**Records supplied**.
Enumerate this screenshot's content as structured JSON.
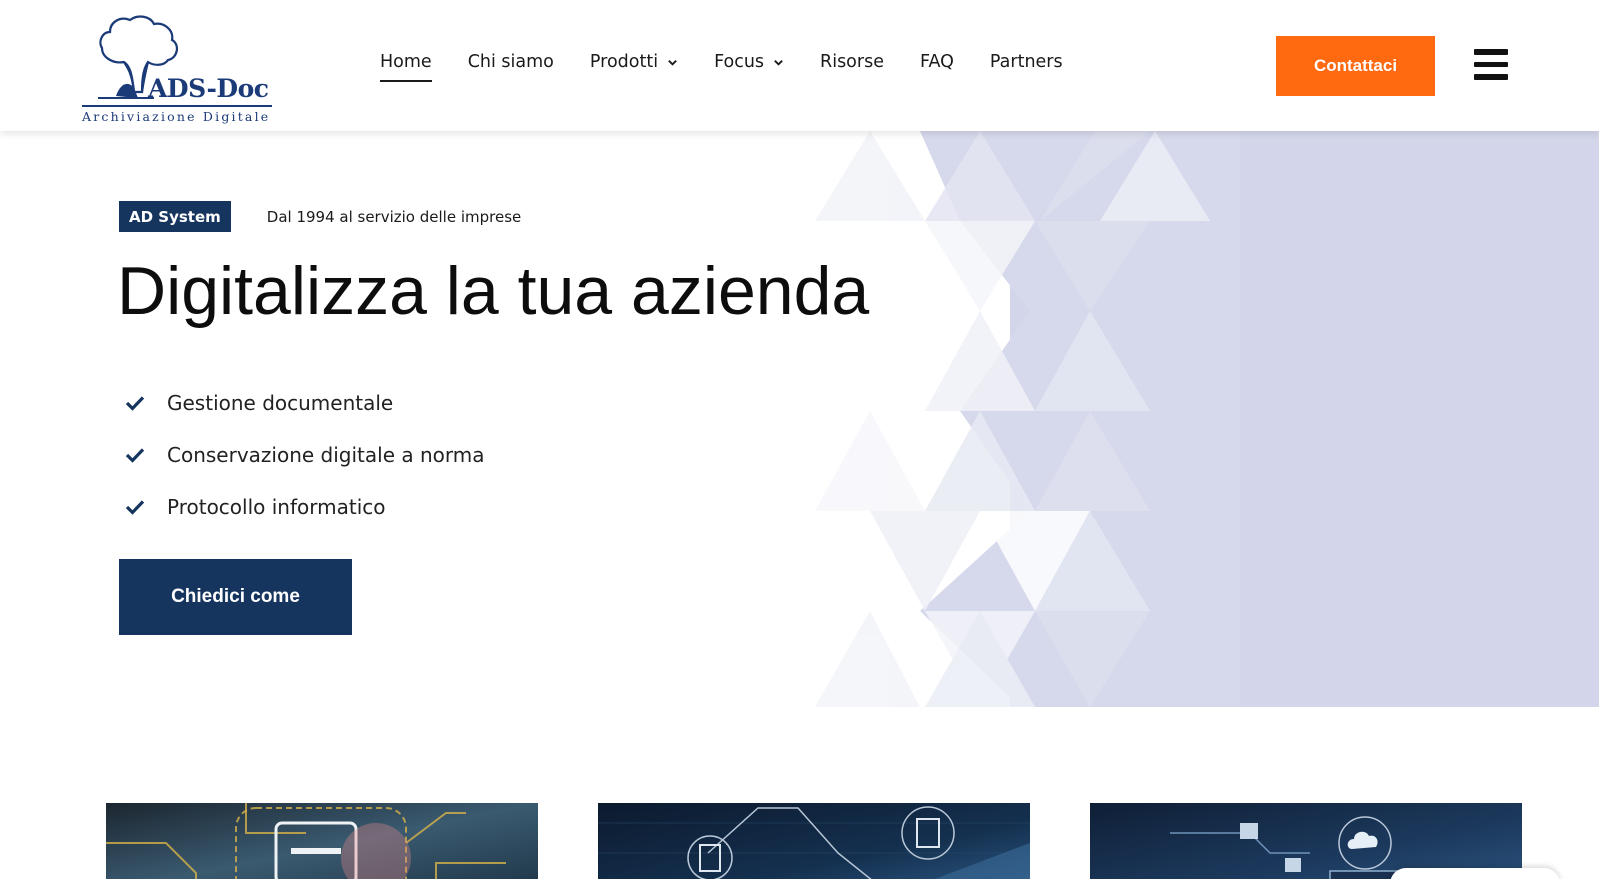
{
  "brand": {
    "name": "ADS-Doc",
    "tagline": "Archiviazione Digitale",
    "icon": "tree-logo-icon"
  },
  "nav": {
    "items": [
      {
        "label": "Home",
        "active": true
      },
      {
        "label": "Chi siamo"
      },
      {
        "label": "Prodotti",
        "dropdown": true
      },
      {
        "label": "Focus",
        "dropdown": true
      },
      {
        "label": "Risorse"
      },
      {
        "label": "FAQ"
      },
      {
        "label": "Partners"
      }
    ],
    "cta_label": "Contattaci",
    "menu_icon": "hamburger-menu-icon"
  },
  "hero": {
    "tag": "AD System",
    "tag_subtitle": "Dal 1994 al servizio delle imprese",
    "title": "Digitalizza la tua azienda",
    "features": [
      "Gestione documentale",
      "Conservazione digitale a norma",
      "Protocollo informatico"
    ],
    "button_label": "Chiedici come"
  },
  "cards": [
    {
      "image": "printer-document-circuit-image"
    },
    {
      "image": "documents-network-laptop-image"
    },
    {
      "image": "cloud-folders-tablet-image"
    }
  ],
  "colors": {
    "primary_navy": "#15345e",
    "accent_orange": "#ff6a10",
    "hero_lavender": "#d3d6ea"
  }
}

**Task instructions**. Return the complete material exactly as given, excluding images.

**Response to this exercise**.
Enumerate this screenshot's content as structured JSON.
{
  "brand": {
    "name": "ADS-Doc",
    "tagline": "Archiviazione Digitale",
    "icon": "tree-logo-icon"
  },
  "nav": {
    "items": [
      {
        "label": "Home",
        "active": true
      },
      {
        "label": "Chi siamo"
      },
      {
        "label": "Prodotti",
        "dropdown": true
      },
      {
        "label": "Focus",
        "dropdown": true
      },
      {
        "label": "Risorse"
      },
      {
        "label": "FAQ"
      },
      {
        "label": "Partners"
      }
    ],
    "cta_label": "Contattaci",
    "menu_icon": "hamburger-menu-icon"
  },
  "hero": {
    "tag": "AD System",
    "tag_subtitle": "Dal 1994 al servizio delle imprese",
    "title": "Digitalizza la tua azienda",
    "features": [
      "Gestione documentale",
      "Conservazione digitale a norma",
      "Protocollo informatico"
    ],
    "button_label": "Chiedici come"
  },
  "cards": [
    {
      "image": "printer-document-circuit-image"
    },
    {
      "image": "documents-network-laptop-image"
    },
    {
      "image": "cloud-folders-tablet-image"
    }
  ],
  "colors": {
    "primary_navy": "#15345e",
    "accent_orange": "#ff6a10",
    "hero_lavender": "#d3d6ea"
  }
}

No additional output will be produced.